It was standing room only at Maghera Heritage and Cultural Centre on Thursday night, 27th October, when locally-born Professor Dan Bradley returned to his roots to deliver a fascinating lecture on ancient Irish DNA. Professor Bradley has led a team, at Trinity College Dublin, which sequenced the first ancient genomes from Ireland shedding new light on the genesis of Celtic populations.
The science of genetics is really the science of inheritance and provides a wealth of information about ourselves and our ancestry. Using a technique called whole genome analysis, the team examined the remains of a stone-age woman farmer, one of the first farmers in Ireland, who was buried over 5,000 years ago in Ballynahatty near Belfast and those of three men buried in Rathlin Island during the bronze age – between 3,000 and 4,000 years ago. The results give a fascinating glimpse into where we came from who we are and what characteristics we share as a people
Among many fascinating observations Prof. Bradley illustrated how early Irish farmers were similar to southern Europeans. It also appears that with the advent of the Bronze Age genetic patterns changed quite dramatically as newcomers from the Black Sea area of eastern Europe settled in Ireland. Prof. Bradley also observed that Ireland has the world’s highest frequencies of genetic variations pertaining to lactase persistence – the ability to drink milk into adulthood – and certain genetic diseases, including one of excessive iron retention called haemochromatosis. This appears to have resulted from the Bronze Age migration which eventually arrived on Irish shores

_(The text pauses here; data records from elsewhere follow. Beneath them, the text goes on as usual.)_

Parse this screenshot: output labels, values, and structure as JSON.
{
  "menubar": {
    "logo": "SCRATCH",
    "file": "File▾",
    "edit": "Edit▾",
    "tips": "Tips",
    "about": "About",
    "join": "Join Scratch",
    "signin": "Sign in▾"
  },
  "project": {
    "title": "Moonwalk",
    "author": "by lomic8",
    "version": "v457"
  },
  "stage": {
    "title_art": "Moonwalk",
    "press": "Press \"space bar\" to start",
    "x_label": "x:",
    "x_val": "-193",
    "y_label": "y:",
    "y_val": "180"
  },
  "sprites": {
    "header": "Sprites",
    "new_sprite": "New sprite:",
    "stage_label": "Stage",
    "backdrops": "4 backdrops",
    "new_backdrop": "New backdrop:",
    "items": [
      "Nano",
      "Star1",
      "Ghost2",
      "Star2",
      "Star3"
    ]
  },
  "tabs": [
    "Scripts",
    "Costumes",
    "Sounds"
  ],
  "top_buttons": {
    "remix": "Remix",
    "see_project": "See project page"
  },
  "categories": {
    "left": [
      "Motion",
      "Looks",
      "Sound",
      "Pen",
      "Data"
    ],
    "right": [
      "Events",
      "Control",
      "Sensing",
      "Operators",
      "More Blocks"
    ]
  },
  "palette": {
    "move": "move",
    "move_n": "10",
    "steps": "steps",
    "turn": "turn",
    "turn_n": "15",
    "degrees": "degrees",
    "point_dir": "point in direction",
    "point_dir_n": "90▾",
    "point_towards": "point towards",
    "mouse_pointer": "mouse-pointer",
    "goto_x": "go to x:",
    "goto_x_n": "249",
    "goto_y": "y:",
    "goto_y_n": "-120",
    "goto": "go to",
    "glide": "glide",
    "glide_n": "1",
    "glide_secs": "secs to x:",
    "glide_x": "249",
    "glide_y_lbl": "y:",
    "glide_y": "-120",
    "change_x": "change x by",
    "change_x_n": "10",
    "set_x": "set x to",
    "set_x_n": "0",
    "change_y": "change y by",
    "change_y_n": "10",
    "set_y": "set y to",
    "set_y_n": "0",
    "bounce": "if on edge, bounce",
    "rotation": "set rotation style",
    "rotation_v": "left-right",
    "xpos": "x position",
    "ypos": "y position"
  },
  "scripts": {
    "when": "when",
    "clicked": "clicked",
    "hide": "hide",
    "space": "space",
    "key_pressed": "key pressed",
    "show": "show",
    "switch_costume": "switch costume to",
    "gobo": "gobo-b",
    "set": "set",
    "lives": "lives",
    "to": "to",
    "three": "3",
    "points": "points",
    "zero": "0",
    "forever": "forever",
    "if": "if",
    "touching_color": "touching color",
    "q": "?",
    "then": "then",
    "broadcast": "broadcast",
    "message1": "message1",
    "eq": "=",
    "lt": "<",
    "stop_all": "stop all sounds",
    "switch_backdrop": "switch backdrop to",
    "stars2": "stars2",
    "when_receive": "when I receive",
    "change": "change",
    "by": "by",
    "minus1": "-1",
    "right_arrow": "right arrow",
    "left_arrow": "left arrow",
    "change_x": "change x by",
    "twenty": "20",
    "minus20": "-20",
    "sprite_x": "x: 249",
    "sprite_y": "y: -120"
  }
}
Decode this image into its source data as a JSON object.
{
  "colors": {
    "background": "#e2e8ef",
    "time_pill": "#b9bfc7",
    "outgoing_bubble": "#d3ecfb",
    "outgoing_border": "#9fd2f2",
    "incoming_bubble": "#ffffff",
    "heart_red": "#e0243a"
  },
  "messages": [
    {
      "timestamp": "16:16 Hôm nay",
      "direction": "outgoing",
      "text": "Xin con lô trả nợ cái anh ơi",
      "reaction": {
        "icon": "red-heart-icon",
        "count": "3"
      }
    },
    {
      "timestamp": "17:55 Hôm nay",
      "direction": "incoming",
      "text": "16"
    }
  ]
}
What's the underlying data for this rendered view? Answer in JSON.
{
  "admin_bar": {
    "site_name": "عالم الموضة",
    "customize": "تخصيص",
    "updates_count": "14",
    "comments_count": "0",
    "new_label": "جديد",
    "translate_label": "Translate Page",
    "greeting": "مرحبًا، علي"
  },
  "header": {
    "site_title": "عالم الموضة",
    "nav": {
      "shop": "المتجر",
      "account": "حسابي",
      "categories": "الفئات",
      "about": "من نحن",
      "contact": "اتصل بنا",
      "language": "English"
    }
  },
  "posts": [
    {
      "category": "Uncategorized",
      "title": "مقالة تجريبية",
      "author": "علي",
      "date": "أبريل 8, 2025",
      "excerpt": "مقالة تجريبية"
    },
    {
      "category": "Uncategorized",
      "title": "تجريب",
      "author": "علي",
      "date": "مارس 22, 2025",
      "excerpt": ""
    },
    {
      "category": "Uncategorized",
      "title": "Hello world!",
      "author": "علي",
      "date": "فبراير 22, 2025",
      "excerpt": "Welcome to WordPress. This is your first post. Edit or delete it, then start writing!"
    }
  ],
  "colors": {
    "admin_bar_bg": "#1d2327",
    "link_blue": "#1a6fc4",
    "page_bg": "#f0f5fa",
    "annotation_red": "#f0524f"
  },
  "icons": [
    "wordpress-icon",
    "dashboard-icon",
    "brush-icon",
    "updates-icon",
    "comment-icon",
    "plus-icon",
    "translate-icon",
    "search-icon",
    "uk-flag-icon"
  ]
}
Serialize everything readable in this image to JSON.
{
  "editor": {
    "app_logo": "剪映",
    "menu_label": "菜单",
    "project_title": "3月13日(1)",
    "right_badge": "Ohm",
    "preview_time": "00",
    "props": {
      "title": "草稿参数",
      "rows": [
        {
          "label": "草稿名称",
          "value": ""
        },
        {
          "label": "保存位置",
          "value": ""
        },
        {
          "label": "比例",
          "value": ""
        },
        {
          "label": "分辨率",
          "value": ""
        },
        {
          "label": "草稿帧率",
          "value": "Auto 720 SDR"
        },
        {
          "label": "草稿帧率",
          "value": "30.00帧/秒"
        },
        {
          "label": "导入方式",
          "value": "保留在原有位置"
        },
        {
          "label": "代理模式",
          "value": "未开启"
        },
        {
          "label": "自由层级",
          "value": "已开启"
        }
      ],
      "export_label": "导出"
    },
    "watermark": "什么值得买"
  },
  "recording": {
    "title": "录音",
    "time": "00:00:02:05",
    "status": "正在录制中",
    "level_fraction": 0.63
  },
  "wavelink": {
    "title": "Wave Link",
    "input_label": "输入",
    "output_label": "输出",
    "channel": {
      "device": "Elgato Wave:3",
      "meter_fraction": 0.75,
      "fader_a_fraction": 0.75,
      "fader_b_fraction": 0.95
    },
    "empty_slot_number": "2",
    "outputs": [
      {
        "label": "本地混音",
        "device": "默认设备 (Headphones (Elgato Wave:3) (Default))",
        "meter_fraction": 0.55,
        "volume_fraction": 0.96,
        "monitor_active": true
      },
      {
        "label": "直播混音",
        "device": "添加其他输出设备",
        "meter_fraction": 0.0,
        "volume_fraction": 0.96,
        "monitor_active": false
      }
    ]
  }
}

Prof. Bradley was closely questioned in a follow up Q and A session which continued over tea and late into the evening. Thanks to Dan and his team, the question of who we are may not be as simple as many of us thought. Many thanks also to those involved in arranging the evening. In particular, to Prof. Bradley who gave so generously of his time and also Annette Rafferty who yet again provided the welcome refreshments.